Date of Degree


Document Type


Degree Name



Liberal Studies


Deborah Balk


Heatstroke, Demography, Japan, Climate Change, Spatial Analysis


This master’s thesis attempts to discover demographic and spatial disparities in heatstroke deaths in Japan. The first part of analyses was conducted by demographic methods, which utilizes heatstroke deaths data classified under the ICD-10 code from 1995 to 2017. I found that males had more deaths than females during the study period and that the elderly population of both genders had significantly higher number of deaths.

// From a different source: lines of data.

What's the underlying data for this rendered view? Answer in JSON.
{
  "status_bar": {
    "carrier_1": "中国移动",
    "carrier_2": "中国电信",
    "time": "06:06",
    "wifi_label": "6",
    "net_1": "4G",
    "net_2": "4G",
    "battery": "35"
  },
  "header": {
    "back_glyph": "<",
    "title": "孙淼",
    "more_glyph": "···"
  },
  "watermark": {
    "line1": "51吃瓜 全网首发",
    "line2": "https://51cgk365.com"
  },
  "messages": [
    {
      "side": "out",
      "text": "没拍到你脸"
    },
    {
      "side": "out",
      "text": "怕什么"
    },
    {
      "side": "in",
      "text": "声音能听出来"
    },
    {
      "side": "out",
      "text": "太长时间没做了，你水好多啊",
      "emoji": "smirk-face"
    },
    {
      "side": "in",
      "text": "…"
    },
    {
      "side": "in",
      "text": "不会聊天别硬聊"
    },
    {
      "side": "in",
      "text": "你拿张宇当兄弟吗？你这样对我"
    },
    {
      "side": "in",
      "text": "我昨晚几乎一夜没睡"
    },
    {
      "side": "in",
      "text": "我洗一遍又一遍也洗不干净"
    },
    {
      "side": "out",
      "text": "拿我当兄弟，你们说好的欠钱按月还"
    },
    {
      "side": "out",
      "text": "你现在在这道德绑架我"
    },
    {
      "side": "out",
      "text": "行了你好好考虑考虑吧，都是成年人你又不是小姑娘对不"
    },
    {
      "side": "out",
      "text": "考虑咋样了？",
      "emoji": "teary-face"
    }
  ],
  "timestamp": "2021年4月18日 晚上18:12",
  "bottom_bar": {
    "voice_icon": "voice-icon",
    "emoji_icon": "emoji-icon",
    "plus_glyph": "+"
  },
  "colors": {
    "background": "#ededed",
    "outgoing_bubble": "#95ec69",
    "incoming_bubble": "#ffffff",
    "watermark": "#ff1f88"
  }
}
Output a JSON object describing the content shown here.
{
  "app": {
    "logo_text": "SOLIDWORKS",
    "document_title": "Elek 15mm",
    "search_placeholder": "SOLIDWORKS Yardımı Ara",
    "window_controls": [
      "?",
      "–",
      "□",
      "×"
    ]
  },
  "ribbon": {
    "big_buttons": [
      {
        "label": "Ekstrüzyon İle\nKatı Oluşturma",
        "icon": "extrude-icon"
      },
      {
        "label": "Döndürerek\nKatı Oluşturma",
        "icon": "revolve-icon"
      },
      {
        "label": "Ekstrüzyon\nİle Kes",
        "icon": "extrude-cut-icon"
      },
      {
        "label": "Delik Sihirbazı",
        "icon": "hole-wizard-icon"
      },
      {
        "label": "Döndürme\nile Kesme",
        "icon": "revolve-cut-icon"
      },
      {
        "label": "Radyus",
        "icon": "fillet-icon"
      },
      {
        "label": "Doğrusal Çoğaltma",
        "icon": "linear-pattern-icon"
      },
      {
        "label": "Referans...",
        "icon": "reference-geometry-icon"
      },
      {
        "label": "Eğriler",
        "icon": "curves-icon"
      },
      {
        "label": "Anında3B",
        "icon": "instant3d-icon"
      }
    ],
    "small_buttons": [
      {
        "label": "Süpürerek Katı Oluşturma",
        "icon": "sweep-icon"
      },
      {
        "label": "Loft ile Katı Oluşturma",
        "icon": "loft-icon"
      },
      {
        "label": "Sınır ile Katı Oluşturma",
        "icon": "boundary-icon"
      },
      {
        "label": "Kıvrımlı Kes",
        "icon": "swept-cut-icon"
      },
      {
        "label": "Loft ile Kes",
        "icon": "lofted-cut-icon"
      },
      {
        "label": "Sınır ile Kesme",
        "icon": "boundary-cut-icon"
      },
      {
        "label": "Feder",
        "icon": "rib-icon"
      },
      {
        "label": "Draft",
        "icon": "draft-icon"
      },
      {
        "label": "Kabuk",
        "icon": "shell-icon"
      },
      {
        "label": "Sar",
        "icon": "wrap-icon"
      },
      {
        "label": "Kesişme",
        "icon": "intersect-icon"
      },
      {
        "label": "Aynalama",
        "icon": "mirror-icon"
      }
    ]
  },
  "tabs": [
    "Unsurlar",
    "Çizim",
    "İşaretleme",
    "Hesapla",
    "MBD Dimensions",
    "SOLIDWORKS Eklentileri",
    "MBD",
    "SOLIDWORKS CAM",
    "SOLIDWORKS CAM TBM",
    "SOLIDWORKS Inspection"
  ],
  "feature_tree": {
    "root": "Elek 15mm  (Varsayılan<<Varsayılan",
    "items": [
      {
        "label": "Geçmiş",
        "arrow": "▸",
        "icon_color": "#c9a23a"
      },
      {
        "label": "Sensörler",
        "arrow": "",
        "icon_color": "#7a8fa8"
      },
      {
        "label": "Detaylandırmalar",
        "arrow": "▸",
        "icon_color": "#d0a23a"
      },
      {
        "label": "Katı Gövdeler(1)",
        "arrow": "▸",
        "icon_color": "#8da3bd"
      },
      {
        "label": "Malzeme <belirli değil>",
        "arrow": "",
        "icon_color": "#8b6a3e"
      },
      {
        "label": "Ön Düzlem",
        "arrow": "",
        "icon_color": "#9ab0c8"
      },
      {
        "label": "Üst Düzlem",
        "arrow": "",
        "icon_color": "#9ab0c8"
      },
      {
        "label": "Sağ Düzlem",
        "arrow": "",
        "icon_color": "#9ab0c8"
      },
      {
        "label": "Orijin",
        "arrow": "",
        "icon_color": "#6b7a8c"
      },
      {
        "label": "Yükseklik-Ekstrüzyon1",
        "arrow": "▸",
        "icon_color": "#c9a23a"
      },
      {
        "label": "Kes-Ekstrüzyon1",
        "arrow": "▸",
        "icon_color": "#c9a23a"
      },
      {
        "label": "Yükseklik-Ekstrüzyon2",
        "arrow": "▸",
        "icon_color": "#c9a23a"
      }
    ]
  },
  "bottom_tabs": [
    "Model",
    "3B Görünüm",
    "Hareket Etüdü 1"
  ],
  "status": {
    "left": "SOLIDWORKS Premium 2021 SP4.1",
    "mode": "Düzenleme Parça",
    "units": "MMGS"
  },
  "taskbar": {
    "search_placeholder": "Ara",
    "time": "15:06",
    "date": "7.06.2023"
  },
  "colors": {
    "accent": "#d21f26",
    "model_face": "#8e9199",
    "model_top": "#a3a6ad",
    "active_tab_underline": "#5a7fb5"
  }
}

In addition, the study examined the probability of surviving and life expectancy among the elderly population when eliminating heatstroke deaths, improvement in these two variables was observed however remained small, as the number of heatstroke deaths has been small, compared to other major diseases.

The second part of the study is spatial analyses of heatstroke deaths by prefecture and patients in 23 special wards as well as Osaka City. In this part, the study used prefectural heatstroke deaths data from 2013 to 2017, during which the total number of deaths was concentrated in prefectures with large populations such as Tokyo and Osaka Prefecture. However, the crude death rate (CDR) for both genders was higher in other prefectures; with Okinawa Prefecture having the highest CDR among elderly males while Toyama Prefecture having the highest CDR among elderly females.

Through reviewing several researches on how different elderly males and females had experienced heatstroke, the study also identified spatial variations in heatstroke occurrence between males and females: males experiencing heatstroke the most in the bedroom while females experiencing it the most in the kitchen. This difference suggests that heatstroke may have occurred more on a particular gender depending on their traditional gender roles within households. Lastly, the vulnerability assessment on heatstroke risk in Tokyo Metropolitan area and Osaka City was conducted by using the several human factors of heatstroke such as the elderly population. The result was that several wards in both study areas had much higher vulnerability compared to other wards, which indicates the spatial disparities of heatstroke risks within the two major metropolitan areas of Japan.